A letter states, “there is no cause to be surprised if some of our theologians have dared to deny that God has infinite fore knowledge, on the grounds that it is incompatible with his justice… it is not possible for God to foresee things which are determined by the decision of a free cause, because what has not yet happened does not exist, and in consequence cannot be known… Often indeed [the soul] comes to a decision only to make use of its liberty, so that God cannot see the decision in advance… In what way could God foresee things which are determined by the decision of a free cause? … by seeing them as effects which are necessary, in that they inevitably follow from a cause which also produces them inevitably; and this is even more contradictory… [God] knows everything that he wants to know. But although he can see everything, he does not always use his power. He usually allows created beings the possibility of taking action or not, so as to allow them the possibility of showing merit or demerit… he has only to want it to come to pass as he sees it… he selects, among all the things that are purely possible, the things that must happen, fixing the future decisions of a mind by his decrees… The Koran and the books of the Jews contradict the dogma of absolute prescience continually.

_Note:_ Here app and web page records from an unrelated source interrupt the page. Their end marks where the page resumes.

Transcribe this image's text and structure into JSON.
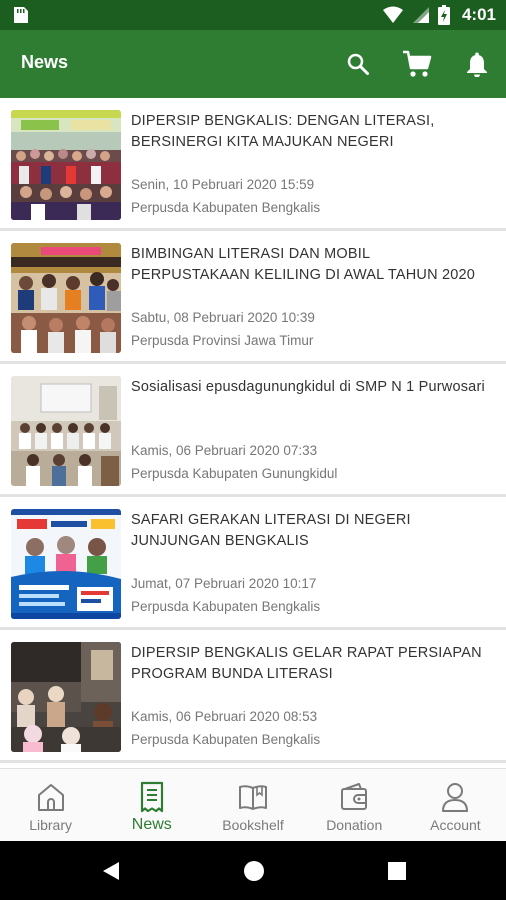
{
  "status_bar": {
    "time": "4:01",
    "icons": [
      "sim-card-icon",
      "wifi-icon",
      "signal-icon",
      "battery-icon"
    ]
  },
  "app_bar": {
    "title": "News",
    "actions": [
      "search-icon",
      "cart-icon",
      "bell-icon"
    ]
  },
  "news": [
    {
      "title": "DIPERSIP BENGKALIS: DENGAN LITERASI, BERSINERGI KITA MAJUKAN NEGERI",
      "date": "Senin, 10 Pebruari 2020 15:59",
      "source": "Perpusda Kabupaten Bengkalis"
    },
    {
      "title": "BIMBINGAN LITERASI DAN MOBIL PERPUSTAKAAN KELILING DI AWAL TAHUN 2020",
      "date": "Sabtu, 08 Pebruari 2020 10:39",
      "source": "Perpusda Provinsi Jawa Timur"
    },
    {
      "title": "Sosialisasi epusdagunungkidul di SMP N 1 Purwosari",
      "date": "Kamis, 06 Pebruari 2020 07:33",
      "source": "Perpusda Kabupaten Gunungkidul"
    },
    {
      "title": "SAFARI GERAKAN LITERASI DI NEGERI JUNJUNGAN BENGKALIS",
      "date": "Jumat, 07 Pebruari 2020 10:17",
      "source": "Perpusda Kabupaten Bengkalis"
    },
    {
      "title": "DIPERSIP BENGKALIS GELAR RAPAT PERSIAPAN PROGRAM BUNDA LITERASI",
      "date": "Kamis, 06 Pebruari 2020 08:53",
      "source": "Perpusda Kabupaten Bengkalis"
    }
  ],
  "bottom_nav": [
    {
      "label": "Library",
      "icon": "home-icon",
      "active": false
    },
    {
      "label": "News",
      "icon": "receipt-icon",
      "active": true
    },
    {
      "label": "Bookshelf",
      "icon": "book-icon",
      "active": false
    },
    {
      "label": "Donation",
      "icon": "wallet-icon",
      "active": false
    },
    {
      "label": "Account",
      "icon": "person-icon",
      "active": false
    }
  ],
  "colors": {
    "status_bar": "#1b5e20",
    "app_bar": "#2e7d32",
    "accent": "#2e7d32",
    "inactive": "#7a7a7a"
  }
}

In them God never appears to know the future decisions of minds, and this seems to have been the first truth that Moses revealed to mankind.” (Pg. 146) A letter points out, “I admit that the history books are full of religious wars; but it should be carefully noted that these wars are not produced by the fact that there is more than one religion, but by the spirit of intolerance, urging on the one which believed itself to be dominant.” (Pg. 165)
Another letter argues, “Monarchy is a state of tension, which always degenerates into despotism or republicanism. Power can never be divided equally between prince and people; it is too difficult to keep the balance. The power must necessarily decrease on one side and increase on the other, but usually the ruler is at an advantage, being in control of the armed forces.” (Pg. 187)
Another letter predicts, “I will go so far to say that with Europe in its present state the Catholic religion cannot possibly last another five hundred years. Before the power of Spain was reduced, the Catholics were much stronger than the Protestants. The latter have gradually got onto an equal footing. The Protestants will become richer and more powerful, and the Catholics weaker… There is not a single Protestant ruler who does not raise more taxes from his people than the Pope from his subjects; yet the latter are poor, while the former live in opulence. With them, commerce brings everything to life, while with others monasticism carries death with it everywhere. (Pg. 212-213)
One letter make the pertinent observation, “Nothing is more absurd than to cause the death of countless thousands of men so as to get gold and silver out of the depths of the earth. These metals are absolutely useless in themselves, and are identical with wealth only because they have been chosen to be the sign of it.” (Pg. 214)
Montesquieu’s observations are witty yet intelligent; this book may whet one’s appetite to take on his major work, The Spirit of Laws.